Here at Health Gorilla, we are dedicated to creating a more equitable healthcare ecosystem through data access and optimal use. One of the primary reasons I joined Health Gorilla was because of the company’s stated intention to apply to become a Qualified Health Information Network (QHIN) under the Trusted Exchange Framework and Common Agreement (TEFCA). Established by the 21st Century Cures Act and rules issued by the Office of the National Coordinator for Health IT's (ONC), TEFCA and the associated prohibition of health information blocking are foundational to advancing interoperability – and consequently health and health data equity. 

Key components of the bipartisan Cures Act of 2016 languished under the previous administration but have been prioritized since President Joe Biden tapped Micky Tripathi to lead the ONC in January 2021. Under Tripathi’s leadership, the agency has emphasized the critical importance of “health equity by design,” in which equity is a guiding and foundational principle for ONC programs and policies.

The cause and effect interaction of interoperability and health equity has also been recognized by Centers for Medicare & Medicaid Services (CMS) Administrator Chiquita Brooks-LaSure, who notes that data exchange is crucial for us to identify, understand and address gaps in the system. "We need to build a data connected healthcare system," Brooks-LaSure said during a talk at HIMSS22. "We must do this to address the inequities in our healthcare system."

In healthcare, information can be a superpower. It enables providers to deliver the best possible care where, when and how it is needed most, and allows patients to obtain better, safer, more coordinated care, while granting them agency over their own health and health data. While greater access to health information has great potential to improve population health, we must be mindful of the risk of unintended consequences. As artificial intelligence is increasingly incorporated into health tech tools, we must recognize and eliminate bias in systems and algorithms that perpetuate racial and other forms of discrimination.

Setting aside the issue of healthcare access, which to be clear should be a right and not a privilege, there are also significant inequities among those who do receive healthcare on a regular basis. The quality and completeness of available health data can have a huge impact on the quality and completeness of care one receives.
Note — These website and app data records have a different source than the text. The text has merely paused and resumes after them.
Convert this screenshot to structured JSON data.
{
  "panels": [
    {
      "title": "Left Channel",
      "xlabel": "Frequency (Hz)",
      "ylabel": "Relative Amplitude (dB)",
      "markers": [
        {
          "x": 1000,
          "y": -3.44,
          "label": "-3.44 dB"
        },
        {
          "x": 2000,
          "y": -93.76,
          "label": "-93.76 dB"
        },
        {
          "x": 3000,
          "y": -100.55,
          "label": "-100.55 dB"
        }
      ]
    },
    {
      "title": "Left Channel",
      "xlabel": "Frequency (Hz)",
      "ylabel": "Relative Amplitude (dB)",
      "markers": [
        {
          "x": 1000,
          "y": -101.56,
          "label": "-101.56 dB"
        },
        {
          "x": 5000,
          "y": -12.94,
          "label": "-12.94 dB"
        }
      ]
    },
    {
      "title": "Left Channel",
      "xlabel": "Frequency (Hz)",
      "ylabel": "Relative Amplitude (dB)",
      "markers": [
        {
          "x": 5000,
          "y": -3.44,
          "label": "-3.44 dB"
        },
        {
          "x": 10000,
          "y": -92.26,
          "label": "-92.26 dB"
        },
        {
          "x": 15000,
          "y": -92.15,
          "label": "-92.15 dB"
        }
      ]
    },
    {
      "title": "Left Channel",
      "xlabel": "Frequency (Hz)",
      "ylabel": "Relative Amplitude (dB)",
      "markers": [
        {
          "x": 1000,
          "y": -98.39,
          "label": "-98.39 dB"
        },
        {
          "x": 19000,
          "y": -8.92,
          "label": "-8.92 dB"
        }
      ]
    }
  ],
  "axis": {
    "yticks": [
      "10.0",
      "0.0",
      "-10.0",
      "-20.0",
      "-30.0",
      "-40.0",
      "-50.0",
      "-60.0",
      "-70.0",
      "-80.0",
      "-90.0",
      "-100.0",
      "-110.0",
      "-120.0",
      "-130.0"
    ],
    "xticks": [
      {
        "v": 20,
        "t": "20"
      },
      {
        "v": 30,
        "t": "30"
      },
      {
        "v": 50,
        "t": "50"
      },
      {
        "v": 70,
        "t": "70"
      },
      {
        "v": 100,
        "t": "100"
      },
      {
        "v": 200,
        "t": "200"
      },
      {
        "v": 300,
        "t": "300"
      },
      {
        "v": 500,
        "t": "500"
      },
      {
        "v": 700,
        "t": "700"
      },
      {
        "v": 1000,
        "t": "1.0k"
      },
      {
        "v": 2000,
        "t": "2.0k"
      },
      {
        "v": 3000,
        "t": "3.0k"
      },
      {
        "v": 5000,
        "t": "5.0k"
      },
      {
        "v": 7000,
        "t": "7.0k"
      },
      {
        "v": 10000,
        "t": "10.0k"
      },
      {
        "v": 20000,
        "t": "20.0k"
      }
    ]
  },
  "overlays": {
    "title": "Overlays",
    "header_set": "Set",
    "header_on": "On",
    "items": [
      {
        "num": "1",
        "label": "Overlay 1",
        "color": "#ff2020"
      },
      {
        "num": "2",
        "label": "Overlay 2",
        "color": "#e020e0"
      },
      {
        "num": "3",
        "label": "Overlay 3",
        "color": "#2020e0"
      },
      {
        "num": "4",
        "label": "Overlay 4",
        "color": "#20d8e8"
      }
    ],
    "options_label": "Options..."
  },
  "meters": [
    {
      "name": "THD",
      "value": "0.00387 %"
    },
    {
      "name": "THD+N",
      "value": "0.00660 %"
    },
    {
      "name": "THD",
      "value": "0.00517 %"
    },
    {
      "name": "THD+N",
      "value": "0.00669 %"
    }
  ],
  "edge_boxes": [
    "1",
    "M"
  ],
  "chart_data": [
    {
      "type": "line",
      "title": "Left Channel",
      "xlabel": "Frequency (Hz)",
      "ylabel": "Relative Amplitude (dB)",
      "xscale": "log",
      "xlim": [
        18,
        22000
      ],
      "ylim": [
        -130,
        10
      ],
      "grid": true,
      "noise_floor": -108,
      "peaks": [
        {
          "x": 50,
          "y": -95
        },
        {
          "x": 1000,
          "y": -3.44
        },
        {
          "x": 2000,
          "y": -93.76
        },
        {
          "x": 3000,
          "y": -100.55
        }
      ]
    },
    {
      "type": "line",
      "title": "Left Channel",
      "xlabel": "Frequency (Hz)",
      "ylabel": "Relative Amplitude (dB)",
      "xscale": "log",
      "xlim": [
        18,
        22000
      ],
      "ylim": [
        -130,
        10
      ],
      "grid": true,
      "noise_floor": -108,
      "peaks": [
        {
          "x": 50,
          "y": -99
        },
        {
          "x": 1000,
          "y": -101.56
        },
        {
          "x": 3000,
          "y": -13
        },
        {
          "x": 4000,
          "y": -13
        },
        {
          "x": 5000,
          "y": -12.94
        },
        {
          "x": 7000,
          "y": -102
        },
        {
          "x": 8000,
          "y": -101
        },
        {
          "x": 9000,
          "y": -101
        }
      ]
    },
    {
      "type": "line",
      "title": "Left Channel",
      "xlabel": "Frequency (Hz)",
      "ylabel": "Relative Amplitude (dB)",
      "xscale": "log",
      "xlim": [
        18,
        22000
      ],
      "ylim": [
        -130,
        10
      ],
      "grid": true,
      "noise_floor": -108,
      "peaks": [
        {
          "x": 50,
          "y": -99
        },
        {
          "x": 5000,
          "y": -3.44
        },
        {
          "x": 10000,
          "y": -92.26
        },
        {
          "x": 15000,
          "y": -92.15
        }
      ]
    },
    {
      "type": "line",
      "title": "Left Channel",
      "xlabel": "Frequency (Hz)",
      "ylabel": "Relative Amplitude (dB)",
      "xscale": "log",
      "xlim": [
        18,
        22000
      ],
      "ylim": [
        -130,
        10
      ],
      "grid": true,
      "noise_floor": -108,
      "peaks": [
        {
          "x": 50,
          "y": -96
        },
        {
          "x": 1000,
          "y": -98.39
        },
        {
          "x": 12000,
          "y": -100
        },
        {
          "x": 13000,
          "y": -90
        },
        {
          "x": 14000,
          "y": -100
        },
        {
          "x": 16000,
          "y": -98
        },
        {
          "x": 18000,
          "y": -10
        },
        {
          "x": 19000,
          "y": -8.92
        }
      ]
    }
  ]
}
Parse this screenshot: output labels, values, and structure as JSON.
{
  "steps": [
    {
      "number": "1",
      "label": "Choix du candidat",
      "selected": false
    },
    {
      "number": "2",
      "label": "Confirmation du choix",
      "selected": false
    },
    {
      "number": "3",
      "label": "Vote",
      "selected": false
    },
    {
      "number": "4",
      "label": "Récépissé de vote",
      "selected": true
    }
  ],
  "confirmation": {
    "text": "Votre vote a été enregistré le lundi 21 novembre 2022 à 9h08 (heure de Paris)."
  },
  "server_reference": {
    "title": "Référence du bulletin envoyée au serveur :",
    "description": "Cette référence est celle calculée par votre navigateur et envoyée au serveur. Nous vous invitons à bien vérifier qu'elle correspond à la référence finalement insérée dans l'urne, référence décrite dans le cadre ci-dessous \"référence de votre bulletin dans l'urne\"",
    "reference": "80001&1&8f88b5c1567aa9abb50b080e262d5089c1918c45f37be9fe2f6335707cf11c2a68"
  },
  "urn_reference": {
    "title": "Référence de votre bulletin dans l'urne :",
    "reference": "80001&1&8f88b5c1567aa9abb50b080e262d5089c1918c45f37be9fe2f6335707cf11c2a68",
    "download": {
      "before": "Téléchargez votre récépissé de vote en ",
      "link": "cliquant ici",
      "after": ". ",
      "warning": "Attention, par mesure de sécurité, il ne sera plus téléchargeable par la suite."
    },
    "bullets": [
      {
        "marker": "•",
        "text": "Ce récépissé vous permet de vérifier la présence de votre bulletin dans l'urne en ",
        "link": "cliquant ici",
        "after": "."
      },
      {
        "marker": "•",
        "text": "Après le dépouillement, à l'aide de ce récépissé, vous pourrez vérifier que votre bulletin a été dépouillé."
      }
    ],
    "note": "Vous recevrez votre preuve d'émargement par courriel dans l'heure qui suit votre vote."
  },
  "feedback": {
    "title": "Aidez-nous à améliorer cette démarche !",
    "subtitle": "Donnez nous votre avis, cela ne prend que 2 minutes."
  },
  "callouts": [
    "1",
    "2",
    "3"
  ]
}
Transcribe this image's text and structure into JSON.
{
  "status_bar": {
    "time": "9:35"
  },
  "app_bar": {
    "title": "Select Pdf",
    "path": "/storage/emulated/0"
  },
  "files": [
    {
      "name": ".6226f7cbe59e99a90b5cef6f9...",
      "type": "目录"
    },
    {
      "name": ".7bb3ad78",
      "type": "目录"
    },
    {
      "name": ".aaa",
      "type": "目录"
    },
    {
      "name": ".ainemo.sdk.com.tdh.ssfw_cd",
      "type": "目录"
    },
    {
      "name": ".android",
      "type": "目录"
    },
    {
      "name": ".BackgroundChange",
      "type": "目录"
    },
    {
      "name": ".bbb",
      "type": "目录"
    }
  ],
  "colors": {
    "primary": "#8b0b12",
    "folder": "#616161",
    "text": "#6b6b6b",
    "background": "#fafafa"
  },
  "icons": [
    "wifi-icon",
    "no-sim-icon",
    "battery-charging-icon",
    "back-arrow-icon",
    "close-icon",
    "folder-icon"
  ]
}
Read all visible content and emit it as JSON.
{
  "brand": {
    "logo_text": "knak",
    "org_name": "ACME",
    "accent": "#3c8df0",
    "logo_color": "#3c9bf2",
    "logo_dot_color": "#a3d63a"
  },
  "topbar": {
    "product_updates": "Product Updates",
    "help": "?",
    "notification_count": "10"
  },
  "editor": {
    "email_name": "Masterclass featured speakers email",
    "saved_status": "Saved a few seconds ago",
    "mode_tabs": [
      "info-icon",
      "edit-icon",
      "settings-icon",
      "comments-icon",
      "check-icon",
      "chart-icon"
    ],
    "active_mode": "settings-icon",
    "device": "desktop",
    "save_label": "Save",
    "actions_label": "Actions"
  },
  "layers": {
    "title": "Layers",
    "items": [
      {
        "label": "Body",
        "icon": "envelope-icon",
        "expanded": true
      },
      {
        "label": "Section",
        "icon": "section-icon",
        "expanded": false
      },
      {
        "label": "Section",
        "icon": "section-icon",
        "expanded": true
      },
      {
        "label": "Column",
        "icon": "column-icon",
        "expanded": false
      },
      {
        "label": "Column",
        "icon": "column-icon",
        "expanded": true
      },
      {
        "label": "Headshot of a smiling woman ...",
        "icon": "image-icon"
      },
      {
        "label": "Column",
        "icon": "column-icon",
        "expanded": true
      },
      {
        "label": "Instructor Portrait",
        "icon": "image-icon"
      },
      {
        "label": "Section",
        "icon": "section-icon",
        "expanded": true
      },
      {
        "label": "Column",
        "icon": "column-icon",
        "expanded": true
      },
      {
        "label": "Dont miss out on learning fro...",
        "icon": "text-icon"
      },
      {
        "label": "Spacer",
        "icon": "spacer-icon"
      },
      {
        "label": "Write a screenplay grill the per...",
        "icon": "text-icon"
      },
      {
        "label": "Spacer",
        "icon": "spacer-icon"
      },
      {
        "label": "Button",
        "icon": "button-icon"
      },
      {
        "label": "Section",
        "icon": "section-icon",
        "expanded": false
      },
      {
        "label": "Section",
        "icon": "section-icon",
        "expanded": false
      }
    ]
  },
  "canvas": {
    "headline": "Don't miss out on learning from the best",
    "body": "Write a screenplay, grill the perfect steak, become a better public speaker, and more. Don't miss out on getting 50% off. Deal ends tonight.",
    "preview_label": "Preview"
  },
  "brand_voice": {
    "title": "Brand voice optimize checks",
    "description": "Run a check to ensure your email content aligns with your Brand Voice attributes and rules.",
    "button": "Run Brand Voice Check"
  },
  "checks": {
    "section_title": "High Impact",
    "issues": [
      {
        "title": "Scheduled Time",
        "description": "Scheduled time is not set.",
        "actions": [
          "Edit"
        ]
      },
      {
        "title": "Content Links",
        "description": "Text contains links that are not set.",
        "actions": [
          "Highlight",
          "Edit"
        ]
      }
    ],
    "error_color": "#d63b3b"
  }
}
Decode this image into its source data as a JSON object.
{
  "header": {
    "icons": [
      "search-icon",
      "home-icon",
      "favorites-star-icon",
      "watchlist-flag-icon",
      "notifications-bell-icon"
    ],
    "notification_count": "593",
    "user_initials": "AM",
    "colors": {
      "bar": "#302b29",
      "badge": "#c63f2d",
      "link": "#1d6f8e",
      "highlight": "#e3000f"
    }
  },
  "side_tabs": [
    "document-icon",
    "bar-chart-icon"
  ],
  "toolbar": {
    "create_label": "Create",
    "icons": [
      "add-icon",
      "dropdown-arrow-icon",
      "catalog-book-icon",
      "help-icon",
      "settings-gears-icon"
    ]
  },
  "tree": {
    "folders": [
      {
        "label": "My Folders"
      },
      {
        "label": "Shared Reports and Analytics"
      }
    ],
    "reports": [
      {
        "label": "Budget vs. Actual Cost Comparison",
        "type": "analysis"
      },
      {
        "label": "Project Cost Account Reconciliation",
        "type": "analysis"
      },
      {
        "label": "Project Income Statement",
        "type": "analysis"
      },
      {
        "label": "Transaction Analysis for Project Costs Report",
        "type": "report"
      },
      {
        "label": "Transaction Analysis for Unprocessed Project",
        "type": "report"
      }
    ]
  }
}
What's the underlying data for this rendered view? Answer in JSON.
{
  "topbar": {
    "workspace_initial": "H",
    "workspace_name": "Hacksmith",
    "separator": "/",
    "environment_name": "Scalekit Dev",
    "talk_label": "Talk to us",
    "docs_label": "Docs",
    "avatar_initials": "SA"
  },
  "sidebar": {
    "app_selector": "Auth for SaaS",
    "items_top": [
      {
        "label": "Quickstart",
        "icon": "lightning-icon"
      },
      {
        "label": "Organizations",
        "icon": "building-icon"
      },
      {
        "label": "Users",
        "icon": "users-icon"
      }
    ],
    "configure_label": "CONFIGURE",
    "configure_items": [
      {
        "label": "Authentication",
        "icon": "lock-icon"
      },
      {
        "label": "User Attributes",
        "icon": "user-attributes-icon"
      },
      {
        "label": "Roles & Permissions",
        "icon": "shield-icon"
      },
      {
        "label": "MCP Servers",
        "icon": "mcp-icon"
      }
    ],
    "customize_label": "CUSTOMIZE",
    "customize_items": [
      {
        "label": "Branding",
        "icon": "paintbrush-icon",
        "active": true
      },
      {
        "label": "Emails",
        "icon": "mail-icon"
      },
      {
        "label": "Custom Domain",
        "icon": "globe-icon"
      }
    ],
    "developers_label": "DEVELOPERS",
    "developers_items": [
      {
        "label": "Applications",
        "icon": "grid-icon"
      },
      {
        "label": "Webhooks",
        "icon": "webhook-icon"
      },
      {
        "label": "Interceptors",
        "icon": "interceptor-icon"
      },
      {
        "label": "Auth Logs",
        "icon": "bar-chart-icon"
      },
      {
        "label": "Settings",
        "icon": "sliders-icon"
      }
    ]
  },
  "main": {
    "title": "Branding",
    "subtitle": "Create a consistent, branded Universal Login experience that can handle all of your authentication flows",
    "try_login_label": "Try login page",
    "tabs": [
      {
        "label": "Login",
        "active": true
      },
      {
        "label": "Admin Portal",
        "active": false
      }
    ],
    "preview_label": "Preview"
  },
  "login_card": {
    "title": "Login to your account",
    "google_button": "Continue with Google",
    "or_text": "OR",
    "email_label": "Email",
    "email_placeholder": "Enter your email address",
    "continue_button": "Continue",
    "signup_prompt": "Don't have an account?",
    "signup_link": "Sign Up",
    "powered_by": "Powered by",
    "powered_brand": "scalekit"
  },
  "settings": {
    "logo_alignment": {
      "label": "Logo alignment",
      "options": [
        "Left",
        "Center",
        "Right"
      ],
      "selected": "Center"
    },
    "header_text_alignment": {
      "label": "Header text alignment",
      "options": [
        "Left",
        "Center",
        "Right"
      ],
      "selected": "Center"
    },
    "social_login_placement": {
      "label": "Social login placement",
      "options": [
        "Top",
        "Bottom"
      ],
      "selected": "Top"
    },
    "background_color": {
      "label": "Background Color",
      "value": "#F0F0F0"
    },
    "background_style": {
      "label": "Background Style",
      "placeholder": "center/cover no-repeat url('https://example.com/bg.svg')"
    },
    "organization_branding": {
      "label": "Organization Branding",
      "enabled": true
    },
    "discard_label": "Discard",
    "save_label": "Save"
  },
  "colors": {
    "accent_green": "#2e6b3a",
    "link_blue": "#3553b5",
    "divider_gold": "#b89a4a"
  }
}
Someone who receives healthcare in a catch-as-catch-can manner – piecing it together from disparate sources when and where it is available – is at a clear and significant disadvantage today compared to those who receive all of their care within an integrated health system. These patients can also suffer from an open-loop referral process because siloed information held by individual organizations does not allow clinicians to efficiently track patient progress and follow up on outcomes to safely and effectively coordinate care. For those with complex or rare conditions, who often seek care from multiple provider organizations that are disconnected from one another, the challenges are even more acute.

Also vital is maintaining accurate data so we can identify and understand health and healthcare inequities, evaluate systemic effects on individuals and populations, and to inform and monitor needed change.

As a primary care physician for more than three decades, I can say with confidence that interoperability of electronic health records (EHRs) and other health data is one of the best tools we have at our disposal to advance equity and justice within our healthcare system.

TEFCA, once fully operational, promises to serve as a “network of networks” and an on-ramp for frictionless health information exchange nationwide. But getting there will not happen on its own. There is work for all of us to do to make this vision a reality. Let’s get to it.